It is a rare occurrence when a two times Oscar nominated director visits Arabian Film Days – or Norway for that matter. Hany Abu-Assad, known for his complex characters and depictions of life under occupation, is this year’s special guest at Arabian Film Days. Meet the director of Omar in this exclusive interview.
Three days packed with quality films from the Arabic world are right around the corner. The programme might seem overwhelming, but there is no need to freak out. In this festival guide you will find all the information you need to enjoy a spectacular film weekend.
Peace After Marriage is a rare mixture of a romantic comedy and a “40 year old virgin”-type masturbation movie about the Israel-Palestine conflict. And let us put the record straight, this film is as politically incorrect as it gets. If that is a delicate matter to you, then this might not be the right film for you.
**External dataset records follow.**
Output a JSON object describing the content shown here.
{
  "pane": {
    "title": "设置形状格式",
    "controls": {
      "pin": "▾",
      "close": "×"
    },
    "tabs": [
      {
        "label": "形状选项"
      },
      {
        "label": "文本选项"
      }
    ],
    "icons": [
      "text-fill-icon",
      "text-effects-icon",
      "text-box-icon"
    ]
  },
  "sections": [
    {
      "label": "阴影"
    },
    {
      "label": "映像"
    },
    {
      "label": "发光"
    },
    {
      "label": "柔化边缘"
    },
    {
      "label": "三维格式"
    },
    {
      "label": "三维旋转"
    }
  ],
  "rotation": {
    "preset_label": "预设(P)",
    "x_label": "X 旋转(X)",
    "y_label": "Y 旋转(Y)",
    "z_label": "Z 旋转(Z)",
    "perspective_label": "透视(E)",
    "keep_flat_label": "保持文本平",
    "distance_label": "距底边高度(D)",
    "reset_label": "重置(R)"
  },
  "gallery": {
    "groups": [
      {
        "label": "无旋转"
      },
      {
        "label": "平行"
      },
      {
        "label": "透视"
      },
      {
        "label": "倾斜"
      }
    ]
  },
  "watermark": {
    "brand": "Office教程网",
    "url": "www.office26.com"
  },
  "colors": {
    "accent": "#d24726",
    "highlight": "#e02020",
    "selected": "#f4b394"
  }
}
But if you feel that there is a need for some humour in the Middle East debate, then you are in for a real treat.
Palestinian Hany Abu-Assad, the director best known for his depiction of suicide bombers in Paradise Now, was this year, once again, Oscar-nominated for Best Foreign Language Film. This time it was the new drama thriller Omar that gave him the nomination. In April, you can meet Abu-Assad in Oslo as our special guest at Arabian Film Days.
Along with the revolution in Egypt, a new music genre arose in the streets. The documentary Electro Chaabi is a journey into Arabic rhythms, rap and political lyrics in modern Cairo. Electro chaabi is about stagediving in the slum’s alleys and playing keyboards on the rooftops of the Egyptian capital.
Family, drama, culture crash and sister love are some of the keywords that describe Rock the Casbah. Not only are we introduced to a bunch of rich people in Morocco, but we also get to see how three sisters with the same background develop into completely different types of people. However, in the end they might not be so different after all. Don’t miss Rock the Casbah – a family comedy filled with well known actors, including the one and only Omar Sharif as one of the main characters.
Along with the revolution in Egypt came a great interest in, and media coverage of, the different happenings in the country. Arabian Film Days wishes to give a broader and more complementary picture of Egypt. The hip hop-film Electro Chaabi gives you the soundtrack of the revolution, Cairo Drive shows you the madness in the capital city’s traffic, Oscar-nominated The Square gives you an intimate insight into the events at Tahrir Square, while Rags and Tatters is a poetic film about the people in the backdrop of the revolution.
Rarely has a film about detachment and freedom in Iraqi-Kurdish everyday life been conveyed through comedy. But this one is! Don’t miss out on the charming, dark comedy My Sweet Pepper Land at Arabian Film Days.
This year’s Arabian Film Days gives you a special section on Palestine. Through the four films that we are screening, we give you an untraditional account of the conflict and everyday life in the occupied territories. From the drama thriller Omar, by way of a Palestinian village and an Israeli settlement in the documentary Thank God It’s Friday, to Zaytoun, an Israeli produced road movie from a Palestinian refugee camp during the Lebanese civil war. And finally, New York based Ghazi Albuliwi’s silly romantic comedy Peace After Marriage.
Arabian Film Days 2014 will be held 4th – 6th April at Cinema Victoria, and the programme has now been published. We take the pulse of the Arab world, and at the same time we show you aspects of everyday life in the Middle East and North Africa that are not shown on CNN or Al-Jazeera. Our programme ranges from an Academy Award nominated thriller to comedies, a music documentary, depictions of revolution and political documentaries. The programme is now available in English on our website.
There is no doubt about it: This year's Arabian Film Days was an unparalleled success. 2202 tickets sold, one very happy audience, outstanding movies and a brilliant party were all ingredients that made this year's perhaps the best edition of the festival so far.
The discovery of an extraordinary old movie film roll sheds new light on the Egyptian monarchy. Mahmoud Sabit, a relative of the royal family, is a fascinating storyteller whom we are extremely happy to have as our guest in this year's festival.
Arabian Filmdays presents one classic from the Middle East in its program every year. This year's classic is by many considered to be the best Arab movie of all time: Silence of the Palace. The director, Moufida Tlati, is one of the big pioneers in Arab cinema.